Restate the entries below word for word, leaving nothing out.

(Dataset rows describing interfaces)
____
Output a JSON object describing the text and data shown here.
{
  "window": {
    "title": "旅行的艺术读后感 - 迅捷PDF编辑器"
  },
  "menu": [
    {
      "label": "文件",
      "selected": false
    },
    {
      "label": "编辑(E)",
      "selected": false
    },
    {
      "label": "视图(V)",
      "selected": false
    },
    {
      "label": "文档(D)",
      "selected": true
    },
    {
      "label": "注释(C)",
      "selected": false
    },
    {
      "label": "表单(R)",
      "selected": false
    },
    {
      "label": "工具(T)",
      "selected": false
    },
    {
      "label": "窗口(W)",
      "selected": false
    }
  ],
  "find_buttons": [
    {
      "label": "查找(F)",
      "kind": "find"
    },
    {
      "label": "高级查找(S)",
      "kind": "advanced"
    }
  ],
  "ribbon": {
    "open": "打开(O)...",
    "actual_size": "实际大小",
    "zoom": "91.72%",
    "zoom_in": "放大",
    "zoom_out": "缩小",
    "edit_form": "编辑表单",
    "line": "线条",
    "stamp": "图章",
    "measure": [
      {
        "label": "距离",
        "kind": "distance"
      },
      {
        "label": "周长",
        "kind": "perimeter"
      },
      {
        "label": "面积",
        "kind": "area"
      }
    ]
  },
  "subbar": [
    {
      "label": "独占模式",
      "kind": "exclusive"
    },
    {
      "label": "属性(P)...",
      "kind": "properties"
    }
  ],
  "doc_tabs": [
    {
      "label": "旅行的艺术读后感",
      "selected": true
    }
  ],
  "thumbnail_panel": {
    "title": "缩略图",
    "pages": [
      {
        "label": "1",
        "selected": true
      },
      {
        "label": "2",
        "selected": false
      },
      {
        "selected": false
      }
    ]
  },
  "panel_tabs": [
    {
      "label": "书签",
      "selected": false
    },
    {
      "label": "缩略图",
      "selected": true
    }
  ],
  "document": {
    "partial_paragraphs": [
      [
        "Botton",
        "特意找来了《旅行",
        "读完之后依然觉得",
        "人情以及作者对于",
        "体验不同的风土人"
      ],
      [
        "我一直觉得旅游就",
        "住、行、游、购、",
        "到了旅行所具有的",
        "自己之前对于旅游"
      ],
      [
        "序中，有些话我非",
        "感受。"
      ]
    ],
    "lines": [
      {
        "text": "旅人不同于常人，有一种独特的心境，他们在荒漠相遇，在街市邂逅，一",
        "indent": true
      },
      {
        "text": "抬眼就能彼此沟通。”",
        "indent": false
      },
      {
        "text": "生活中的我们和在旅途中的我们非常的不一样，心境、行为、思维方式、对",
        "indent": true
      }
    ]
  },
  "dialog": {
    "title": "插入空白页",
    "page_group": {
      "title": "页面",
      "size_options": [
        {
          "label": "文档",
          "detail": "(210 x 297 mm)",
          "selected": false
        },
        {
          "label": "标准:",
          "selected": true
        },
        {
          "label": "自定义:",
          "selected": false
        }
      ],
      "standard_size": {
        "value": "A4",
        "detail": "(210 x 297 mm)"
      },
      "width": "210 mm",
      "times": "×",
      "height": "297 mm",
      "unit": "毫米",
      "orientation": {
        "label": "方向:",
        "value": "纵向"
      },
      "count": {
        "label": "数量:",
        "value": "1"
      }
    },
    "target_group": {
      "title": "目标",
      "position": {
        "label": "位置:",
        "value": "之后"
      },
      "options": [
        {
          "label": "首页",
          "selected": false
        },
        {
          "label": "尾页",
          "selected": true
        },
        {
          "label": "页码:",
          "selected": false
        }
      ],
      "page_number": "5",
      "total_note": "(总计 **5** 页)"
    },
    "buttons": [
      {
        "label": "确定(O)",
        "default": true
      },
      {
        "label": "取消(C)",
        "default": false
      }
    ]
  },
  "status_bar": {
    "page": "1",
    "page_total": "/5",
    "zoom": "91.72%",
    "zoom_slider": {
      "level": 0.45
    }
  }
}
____
Written answer
Output a JSON object describing the text and data shown here.
{
  "window": {
    "title": "旅行的艺术读后感 - 迅捷PDF编辑器"
  },
  "menu": [
    {
      "label": "文件",
      "selected": false
    },
    {
      "label": "编辑(E)",
      "selected": false
    },
    {
      "label": "视图(V)",
      "selected": false
    },
    {
      "label": "文档(D)",
      "selected": true
    },
    {
      "label": "注释(C)",
      "selected": false
    },
    {
      "label": "表单(R)",
      "selected": false
    },
    {
      "label": "工具(T)",
      "selected": false
    },
    {
      "label": "窗口(W)",
      "selected": false
    }
  ],
  "find_buttons": [
    {
      "label": "查找(F)",
      "kind": "find"
    },
    {
      "label": "高级查找(S)",
      "kind": "advanced"
    }
  ],
  "ribbon": {
    "open": "打开(O)...",
    "actual_size": "实际大小",
    "zoom": "91.72%",
    "zoom_in": "放大",
    "zoom_out": "缩小",
    "edit_form": "编辑表单",
    "line": "线条",
    "stamp": "图章",
    "measure": [
      {
        "label": "距离",
        "kind": "distance"
      },
      {
        "label": "周长",
        "kind": "perimeter"
      },
      {
        "label": "面积",
        "kind": "area"
      }
    ]
  },
  "subbar": [
    {
      "label": "独占模式",
      "kind": "exclusive"
    },
    {
      "label": "属性(P)...",
      "kind": "properties"
    }
  ],
  "doc_tabs": [
    {
      "label": "旅行的艺术读后感",
      "selected": true
    }
  ],
  "thumbnail_panel": {
    "title": "缩略图",
    "pages": [
      {
        "label": "1",
        "selected": true
      },
      {
        "label": "2",
        "selected": false
      },
      {
        "selected": false
      }
    ]
  },
  "panel_tabs": [
    {
      "label": "书签",
      "selected": false
    },
    {
      "label": "缩略图",
      "selected": true
    }
  ],
  "document": {
    "partial_paragraphs": [
      [
        "Botton",
        "特意找来了《旅行",
        "读完之后依然觉得",
        "人情以及作者对于",
        "体验不同的风土人"
      ],
      [
        "我一直觉得旅游就",
        "住、行、游、购、",
        "到了旅行所具有的",
        "自己之前对于旅游"
      ],
      [
        "序中，有些话我非",
        "感受。"
      ]
    ],
    "lines": [
      {
        "text": "旅人不同于常人，有一种独特的心境，他们在荒漠相遇，在街市邂逅，一",
        "indent": true
      },
      {
        "text": "抬眼就能彼此沟通。”",
        "indent": false
      },
      {
        "text": "生活中的我们和在旅途中的我们非常的不一样，心境、行为、思维方式、对",
        "indent": true
      }
    ]
  },
  "dialog": {
    "title": "插入空白页",
    "page_group": {
      "title": "页面",
      "size_options": [
        {
          "label": "文档",
          "detail": "(210 x 297 mm)",
          "selected": false
        },
        {
          "label": "标准:",
          "selected": true
        },
        {
          "label": "自定义:",
          "selected": false
        }
      ],
      "standard_size": {
        "value": "A4",
        "detail": "(210 x 297 mm)"
      },
      "width": "210 mm",
      "times": "×",
      "height": "297 mm",
      "unit": "毫米",
      "orientation": {
        "label": "方向:",
        "value": "纵向"
      },
      "count": {
        "label": "数量:",
        "value": "1"
      }
    },
    "target_group": {
      "title": "目标",
      "position": {
        "label": "位置:",
        "value": "之后"
      },
      "options": [
        {
          "label": "首页",
          "selected": false
        },
        {
          "label": "尾页",
          "selected": true
        },
        {
          "label": "页码:",
          "selected": false
        }
      ],
      "page_number": "5",
      "total_note": "(总计 **5** 页)"
    },
    "buttons": [
      {
        "label": "确定(O)",
        "default": true
      },
      {
        "label": "取消(C)",
        "default": false
      }
    ]
  },
  "status_bar": {
    "page": "1",
    "page_total": "/5",
    "zoom": "91.72%",
    "zoom_slider": {
      "level": 0.45
    }
  }
}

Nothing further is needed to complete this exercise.